→ **WHAT THE TASK ASKS**: An exact reproduction of all the entries is the expected answer.

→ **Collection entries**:
===============
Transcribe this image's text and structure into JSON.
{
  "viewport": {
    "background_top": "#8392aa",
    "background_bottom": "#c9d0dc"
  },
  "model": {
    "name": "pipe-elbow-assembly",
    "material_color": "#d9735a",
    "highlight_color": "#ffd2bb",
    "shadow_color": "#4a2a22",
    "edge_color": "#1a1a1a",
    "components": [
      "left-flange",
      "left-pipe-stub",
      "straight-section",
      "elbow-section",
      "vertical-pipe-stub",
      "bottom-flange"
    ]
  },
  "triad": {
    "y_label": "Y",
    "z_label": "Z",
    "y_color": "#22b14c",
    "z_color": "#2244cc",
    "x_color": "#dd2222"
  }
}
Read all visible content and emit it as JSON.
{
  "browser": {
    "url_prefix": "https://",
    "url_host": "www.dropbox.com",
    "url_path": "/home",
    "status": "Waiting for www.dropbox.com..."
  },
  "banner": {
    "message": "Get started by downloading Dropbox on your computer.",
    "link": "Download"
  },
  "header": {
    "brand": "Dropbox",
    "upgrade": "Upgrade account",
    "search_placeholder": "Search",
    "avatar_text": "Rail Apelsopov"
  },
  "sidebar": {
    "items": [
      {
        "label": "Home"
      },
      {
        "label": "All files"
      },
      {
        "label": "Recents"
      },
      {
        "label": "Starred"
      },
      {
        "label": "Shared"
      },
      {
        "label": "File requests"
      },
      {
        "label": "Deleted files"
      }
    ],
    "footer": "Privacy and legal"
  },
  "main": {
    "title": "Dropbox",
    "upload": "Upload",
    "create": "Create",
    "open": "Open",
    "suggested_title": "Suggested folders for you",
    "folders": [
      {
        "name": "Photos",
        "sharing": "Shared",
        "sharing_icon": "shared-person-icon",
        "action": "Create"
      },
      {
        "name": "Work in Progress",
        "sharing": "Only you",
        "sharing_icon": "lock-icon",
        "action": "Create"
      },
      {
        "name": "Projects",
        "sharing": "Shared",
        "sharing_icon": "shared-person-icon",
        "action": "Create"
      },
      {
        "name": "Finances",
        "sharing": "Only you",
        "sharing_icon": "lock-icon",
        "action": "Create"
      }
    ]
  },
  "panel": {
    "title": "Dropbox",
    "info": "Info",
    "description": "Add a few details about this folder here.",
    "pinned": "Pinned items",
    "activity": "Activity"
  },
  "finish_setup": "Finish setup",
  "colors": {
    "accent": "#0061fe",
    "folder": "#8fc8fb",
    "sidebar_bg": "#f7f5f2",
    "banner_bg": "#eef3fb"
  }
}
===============
→ **SOLUTION TO THE EXERCISE**:
Transcribe this image's text and structure into JSON.
{
  "viewport": {
    "background_top": "#8392aa",
    "background_bottom": "#c9d0dc"
  },
  "model": {
    "name": "pipe-elbow-assembly",
    "material_color": "#d9735a",
    "highlight_color": "#ffd2bb",
    "shadow_color": "#4a2a22",
    "edge_color": "#1a1a1a",
    "components": [
      "left-flange",
      "left-pipe-stub",
      "straight-section",
      "elbow-section",
      "vertical-pipe-stub",
      "bottom-flange"
    ]
  },
  "triad": {
    "y_label": "Y",
    "z_label": "Z",
    "y_color": "#22b14c",
    "z_color": "#2244cc",
    "x_color": "#dd2222"
  }
}
Read all visible content and emit it as JSON.
{
  "browser": {
    "url_prefix": "https://",
    "url_host": "www.dropbox.com",
    "url_path": "/home",
    "status": "Waiting for www.dropbox.com..."
  },
  "banner": {
    "message": "Get started by downloading Dropbox on your computer.",
    "link": "Download"
  },
  "header": {
    "brand": "Dropbox",
    "upgrade": "Upgrade account",
    "search_placeholder": "Search",
    "avatar_text": "Rail Apelsopov"
  },
  "sidebar": {
    "items": [
      {
        "label": "Home"
      },
      {
        "label": "All files"
      },
      {
        "label": "Recents"
      },
      {
        "label": "Starred"
      },
      {
        "label": "Shared"
      },
      {
        "label": "File requests"
      },
      {
        "label": "Deleted files"
      }
    ],
    "footer": "Privacy and legal"
  },
  "main": {
    "title": "Dropbox",
    "upload": "Upload",
    "create": "Create",
    "open": "Open",
    "suggested_title": "Suggested folders for you",
    "folders": [
      {
        "name": "Photos",
        "sharing": "Shared",
        "sharing_icon": "shared-person-icon",
        "action": "Create"
      },
      {
        "name": "Work in Progress",
        "sharing": "Only you",
        "sharing_icon": "lock-icon",
        "action": "Create"
      },
      {
        "name": "Projects",
        "sharing": "Shared",
        "sharing_icon": "shared-person-icon",
        "action": "Create"
      },
      {
        "name": "Finances",
        "sharing": "Only you",
        "sharing_icon": "lock-icon",
        "action": "Create"
      }
    ]
  },
  "panel": {
    "title": "Dropbox",
    "info": "Info",
    "description": "Add a few details about this folder here.",
    "pinned": "Pinned items",
    "activity": "Activity"
  },
  "finish_setup": "Finish setup",
  "colors": {
    "accent": "#0061fe",
    "folder": "#8fc8fb",
    "sidebar_bg": "#f7f5f2",
    "banner_bg": "#eef3fb"
  }
}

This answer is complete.